Given the nature of their work, practicing EMTs and paramedics often don’t have time to sit down for full meals or get a whole night’s sleep. Most of the time, they have to eat and nap whenever and wherever they can. If you’re already the sort of person who can fall asleep anywhere—in the front seats of cars, with your head on a table, or even standing against a wall—then you’ll fit right into the job of an EMS first responder. Doubly so if you’ve got an iron stomach to boot, as many EMTs and paramedics regularly consume convenience store food, repacked leftovers, or free meals provided by hospitals. In fact, many people who work in EMS will joke that a definition of a good meal is one where you can actually sit down to eat.

You Rarely Find Yourself Rattled or Fazed

Being able to make sound judgment calls and act swiftly and decisively even in high-stakes, stressful situations is a must for anyone working as a first responder in EMS. Conditions and possible outcomes during a medical emergency can and do frequently shift in a matter of seconds. Thus, competent EMTs and paramedics must have the focus and presence of mind to assess the situation at any moment and decide on appropriate treatments. They then need to implement those treatments speedily to secure the best possible outcome for the patient. Given these conditions, the ability to keep a cool head at all times is critical and potentially life-saving.

You Love Working with People

If you pursue a career in EMS, you are expected to work as a cohesive unit with other team members. Forging strong, trusting relationships with your co-workers will help you work together more smoothly and efficiently. Ultimately, building rapport with your team members will help enhance the quality of the care you’re collectively able to provide. 

Beyond patients and team members, you can also expect to interact with all sorts of people—such as family members, hospital personnel, even members of the media. In such moments you may be called upon to communicate difficult information in a clear and concise way. At other times, you might have to diffuse tense situations and help the people you come into contact with stay comfortable and calm. Whatever interpersonal situations you find yourself in as a medical first responder, empathy and well-developed social skills are an undeniable key.

Conclusion

Working as a first responder in EMS is certainly not for the faint of heart. After all, it’s a career that’s fundamentally about beating the odds—bringing all your skills, knowledge, and resources to save lives. Those who think they have it in them to rise to its many challenges, however, are likely to find the work immensely rewarding and self-fulfilling as well. Should you choose to push past your own limits and embrace the challenges, there’ll be no end to the amount of people you can help.

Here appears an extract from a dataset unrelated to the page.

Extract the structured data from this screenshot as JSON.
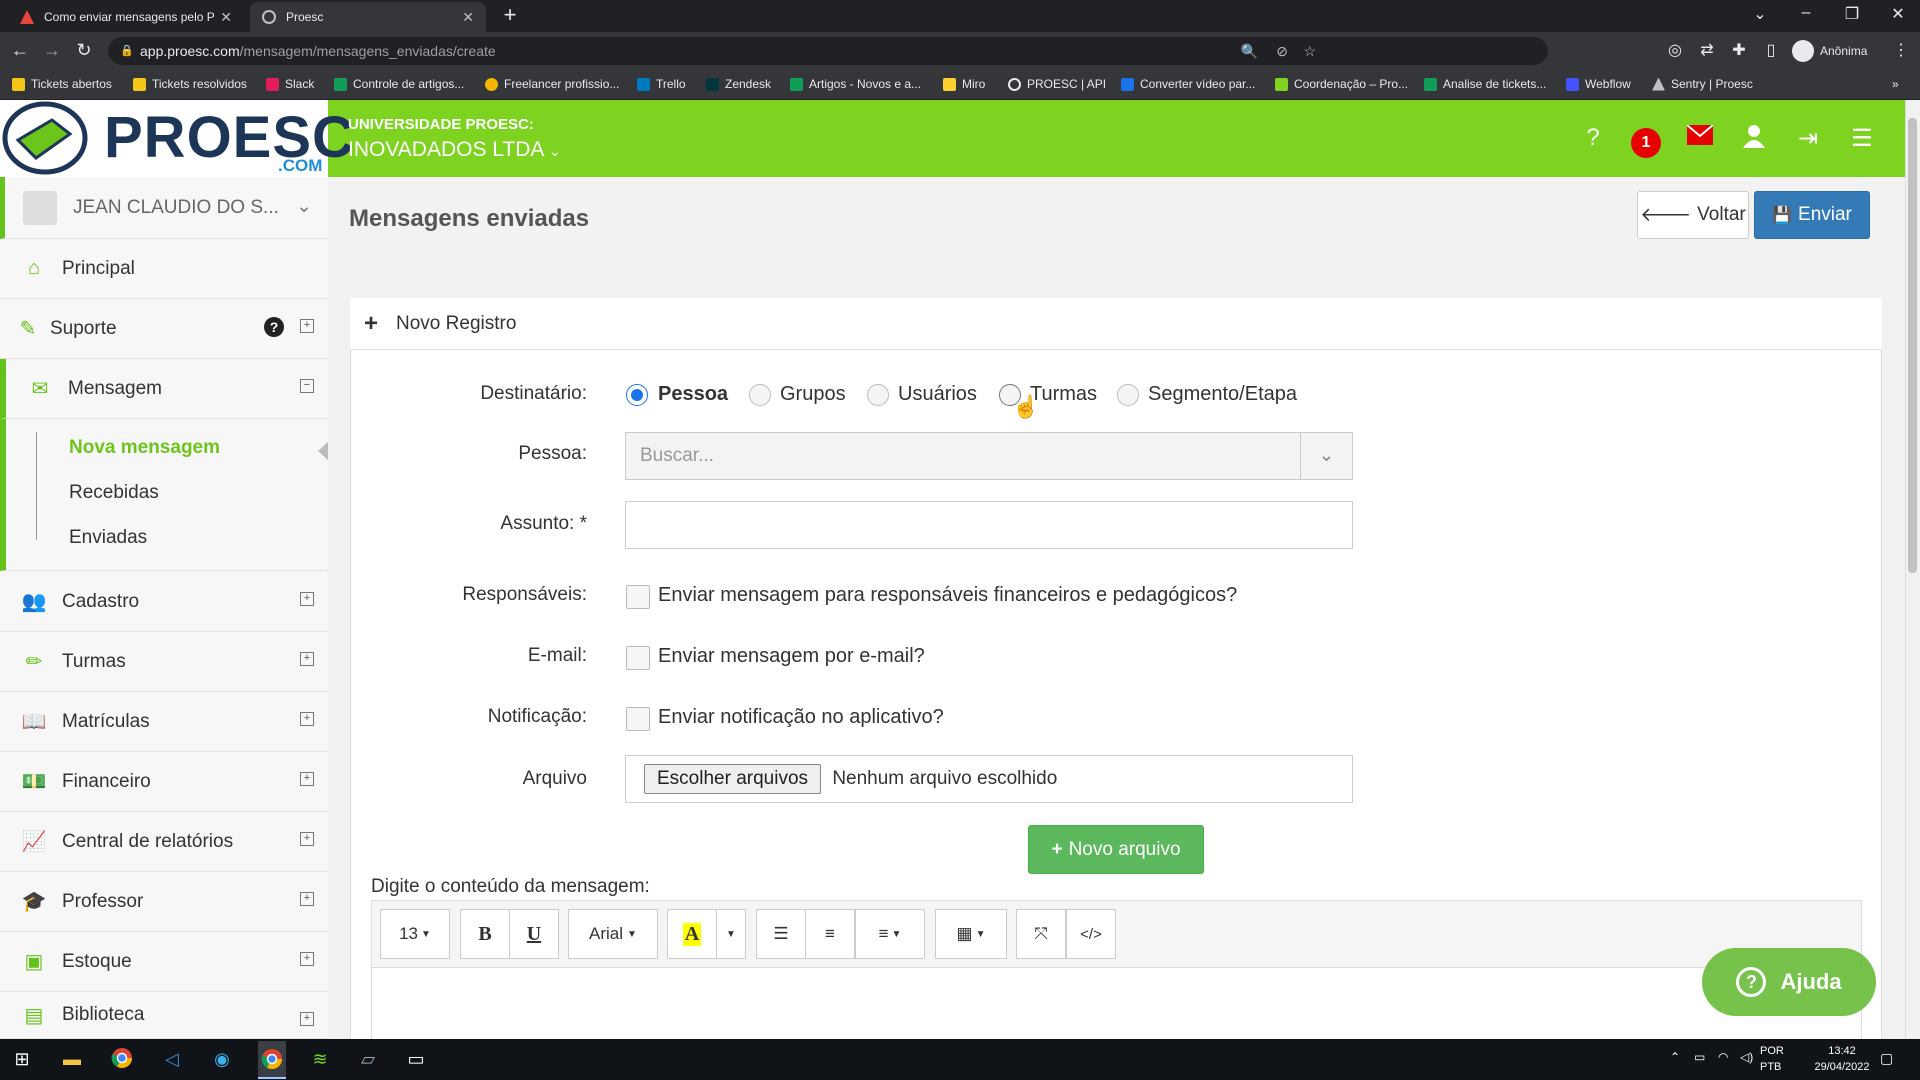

Author

  • Editor in Chief Editor-in-Chief of CTE Solutions, Lester is a tech security analyst, cybersecurity professional, and a white hat hacker.